Alone, they’re silent—mere waves passing energy between objects. But when these waves are funneled into your inner ear, that energy is transformed into sound.
In essence, communication is pretty simple: all you need is the ability to receive and correctly interpret information. We’ve devised a number of ways to do this. Some people prefer to voice their thoughts while others communicate entirely through GIFs. Humans have likely been communicating through sound for hundreds of millennia, yet it’s only in recent decades that we’ve come to understand how our bodies are able to take sound waves and turn them into a mental perception of sound, and it involves the GJB2 gene.
GJB2 is a gene in our DNA that helps make a protein known as connexin 26. This protein helps to build channels between cells that allow the contents of one cell to flow freely into its neighboring cell1. In a way, these channels are similar to tunnels that connect buildings to one another, allowing people inside those buildings to walk between them without going outside.

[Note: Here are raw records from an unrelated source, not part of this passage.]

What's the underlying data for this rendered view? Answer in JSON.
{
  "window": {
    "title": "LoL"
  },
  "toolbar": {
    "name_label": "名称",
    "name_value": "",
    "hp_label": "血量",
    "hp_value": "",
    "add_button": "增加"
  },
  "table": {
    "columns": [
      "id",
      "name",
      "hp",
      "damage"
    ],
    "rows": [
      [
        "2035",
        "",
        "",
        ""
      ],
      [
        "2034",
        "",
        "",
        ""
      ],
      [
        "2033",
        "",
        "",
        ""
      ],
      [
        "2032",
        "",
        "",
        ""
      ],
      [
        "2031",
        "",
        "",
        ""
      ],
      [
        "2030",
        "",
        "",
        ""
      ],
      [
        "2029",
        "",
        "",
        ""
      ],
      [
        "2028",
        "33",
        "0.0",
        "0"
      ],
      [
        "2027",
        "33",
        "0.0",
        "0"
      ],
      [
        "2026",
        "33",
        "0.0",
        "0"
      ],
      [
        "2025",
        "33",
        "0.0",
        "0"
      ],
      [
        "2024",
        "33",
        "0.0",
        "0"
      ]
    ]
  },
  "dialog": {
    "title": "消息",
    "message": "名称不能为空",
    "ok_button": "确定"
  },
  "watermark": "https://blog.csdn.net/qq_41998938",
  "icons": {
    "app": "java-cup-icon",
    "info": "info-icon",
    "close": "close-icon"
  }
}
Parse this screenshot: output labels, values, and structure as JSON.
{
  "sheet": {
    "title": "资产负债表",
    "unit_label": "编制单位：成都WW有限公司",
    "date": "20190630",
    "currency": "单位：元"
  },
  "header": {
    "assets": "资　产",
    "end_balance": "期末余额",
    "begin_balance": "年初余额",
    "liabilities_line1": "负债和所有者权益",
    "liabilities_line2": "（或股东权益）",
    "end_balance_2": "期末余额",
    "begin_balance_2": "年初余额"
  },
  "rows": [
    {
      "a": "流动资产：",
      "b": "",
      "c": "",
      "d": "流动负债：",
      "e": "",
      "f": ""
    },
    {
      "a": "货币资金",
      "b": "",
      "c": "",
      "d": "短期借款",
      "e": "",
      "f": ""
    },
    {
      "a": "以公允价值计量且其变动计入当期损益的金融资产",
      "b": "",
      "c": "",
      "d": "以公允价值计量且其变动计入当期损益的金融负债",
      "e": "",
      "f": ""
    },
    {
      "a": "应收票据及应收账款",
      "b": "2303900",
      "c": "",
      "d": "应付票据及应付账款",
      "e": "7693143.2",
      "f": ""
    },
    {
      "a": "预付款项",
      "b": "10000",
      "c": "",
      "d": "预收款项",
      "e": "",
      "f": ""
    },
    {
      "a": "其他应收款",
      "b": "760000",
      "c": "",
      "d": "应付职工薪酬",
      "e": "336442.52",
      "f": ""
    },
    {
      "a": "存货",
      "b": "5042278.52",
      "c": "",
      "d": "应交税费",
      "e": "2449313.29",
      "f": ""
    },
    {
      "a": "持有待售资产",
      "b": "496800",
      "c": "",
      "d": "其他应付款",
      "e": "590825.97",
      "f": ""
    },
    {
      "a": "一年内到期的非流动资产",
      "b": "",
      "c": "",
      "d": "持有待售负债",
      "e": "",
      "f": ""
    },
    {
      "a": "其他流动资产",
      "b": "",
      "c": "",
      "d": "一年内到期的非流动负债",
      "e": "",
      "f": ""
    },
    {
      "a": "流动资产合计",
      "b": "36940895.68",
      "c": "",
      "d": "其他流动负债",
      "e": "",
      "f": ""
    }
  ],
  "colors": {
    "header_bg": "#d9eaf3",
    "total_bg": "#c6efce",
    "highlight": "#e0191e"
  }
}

Channels like this are important for cells throughout our bodies, including the neurons that have to quickly transmit an electrical signal back to the brain.
Hearing loss related to variants in GJB2 is variable
Auditory neurons use GJB2 to make connexin 26 which helps form these important signaling channels, but changes in the GJB2 gene can result in a condition known as GJB2-related hearing loss. Researchers have found that people can inherit many different versions of the GJB2 gene that result in hearing loss. If a person only inherits one version of GJB2 that’s associated with this form of hearing loss, they are considered a carrier and are not likely to lose their hearing. However, when a person inherits two copies associated with hearing loss (one from each parent), they will develop some form of hearing loss, the severity of which can vary from person to person. Though the hearing loss related to variants in GJB2 is variable, people with this condition typically do not have associated health complications (this is why you’ll sometimes see this condition described as “nonsyndromic”.)1-3
This specific type of GJB2-related hearing loss occurs in about 14 out of every 100,000 births2, though many more people are carriers—meaning they’re not affected by this condition, but they do have an increased likelihood of having a child who is. Carrier screening can help you find out if you are one of these people and, by talking with a genetic counselor, you can learn whether future children of yours have an increased likelihood of having GJB2-related hearing loss.
If you’re interested in learning more about GJB2-related hearing loss, Mayo Clinic GeneGuide can help. This educational tool helps you learn about your DNA, other carrier screening conditions, and how your DNA may influence your risk of developing conditions like age-related macular degeneration and malignant hyperthermia. In addition, Mayo Clinic GeneGuide comes with the support of a genetic counselor who can help you understand your results.
- “GJB2 Gene – Genetics Home Reference – NIH.” U.S. National Library of Medicine, National Institutes of Health, ghr.nlm.nih.gov/gene/GJB2.
- Smith, Richard JH. “Nonsyndromic Hearing Loss and Deafness, DFNB1.” Current Neurology and Neuroscience Reports., U.S. National Library of Medicine, 18 Aug. 2016, www.ncbi.nlm.nih.gov/books/NBK1272/.
- “Nonsyndromic Hearing Loss – Genetics Home Reference – NIH.” U.S. National Library of Medicine, National Institutes of Health, ghr.nlm.nih.gov/condition/nonsyndromic-hearing-loss.